*TASK REQUIREMENTS*:
Count up the lines below that include the string "icon" and report the number by itself.

[Data about app and page elements]
---
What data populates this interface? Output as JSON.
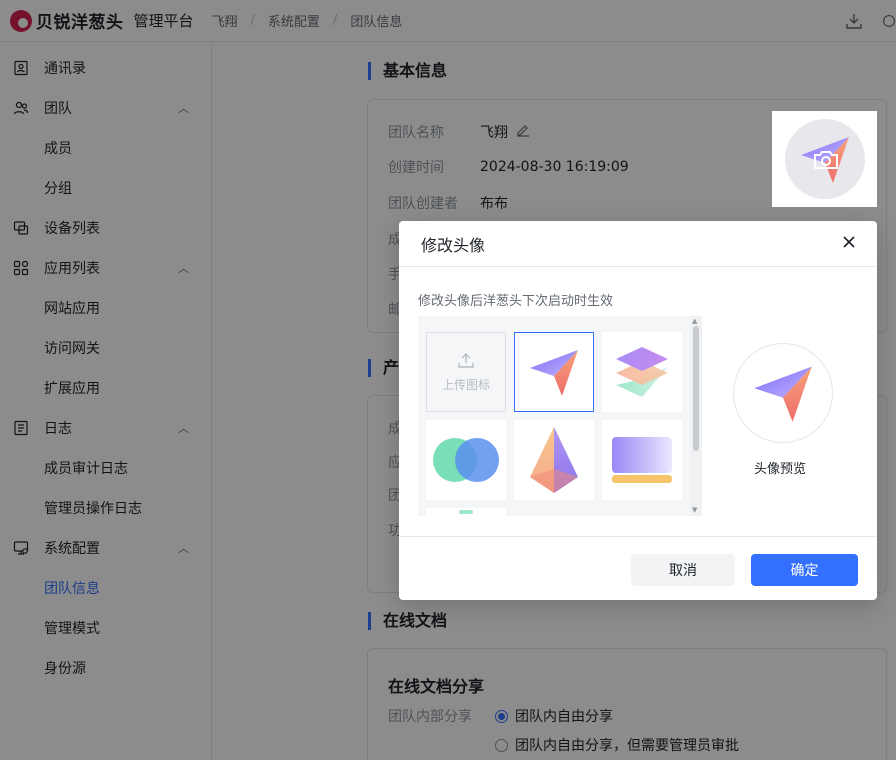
{
  "topbar": {
    "brand": "贝锐洋葱头",
    "platform": "管理平台",
    "breadcrumb": [
      "飞翔",
      "系统配置",
      "团队信息"
    ],
    "breadcrumb_sep": "/"
  },
  "sidebar": {
    "items": [
      {
        "label": "通讯录",
        "icon": "contacts-icon"
      },
      {
        "label": "团队",
        "icon": "team-icon",
        "expanded": true
      },
      {
        "label": "成员",
        "sub": true
      },
      {
        "label": "分组",
        "sub": true
      },
      {
        "label": "设备列表",
        "icon": "devices-icon"
      },
      {
        "label": "应用列表",
        "icon": "apps-icon",
        "expanded": true
      },
      {
        "label": "网站应用",
        "sub": true
      },
      {
        "label": "访问网关",
        "sub": true
      },
      {
        "label": "扩展应用",
        "sub": true
      },
      {
        "label": "日志",
        "icon": "log-icon",
        "expanded": true
      },
      {
        "label": "成员审计日志",
        "sub": true
      },
      {
        "label": "管理员操作日志",
        "sub": true
      },
      {
        "label": "系统配置",
        "icon": "settings-monitor-icon",
        "expanded": true
      },
      {
        "label": "团队信息",
        "sub": true,
        "active": true
      },
      {
        "label": "管理模式",
        "sub": true
      },
      {
        "label": "身份源",
        "sub": true
      }
    ]
  },
  "main": {
    "basic_title": "基本信息",
    "team_name_label": "团队名称",
    "team_name": "飞翔",
    "created_label": "创建时间",
    "created_value": "2024-08-30 16:19:09",
    "creator_label": "团队创建者",
    "creator_value": "布布",
    "partial_labels": [
      "成",
      "手",
      "邮"
    ],
    "product_title_partial": "产",
    "product_partial_labels": [
      "成",
      "应",
      "团",
      "功"
    ],
    "online_doc_title": "在线文档",
    "online_doc_share_title": "在线文档分享",
    "internal_share_label": "团队内部分享",
    "share_options": [
      {
        "label": "团队内自由分享",
        "checked": true
      },
      {
        "label": "团队内自由分享，但需要管理员审批",
        "checked": false
      }
    ]
  },
  "modal": {
    "title": "修改头像",
    "tip": "修改头像后洋葱头下次启动时生效",
    "upload_label": "上传图标",
    "preview_label": "头像预览",
    "cancel_label": "取消",
    "ok_label": "确定"
  },
  "colors": {
    "accent": "#3370ff",
    "brand": "#d6204e"
  }
}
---
*EXPECTED ANSWER*:
6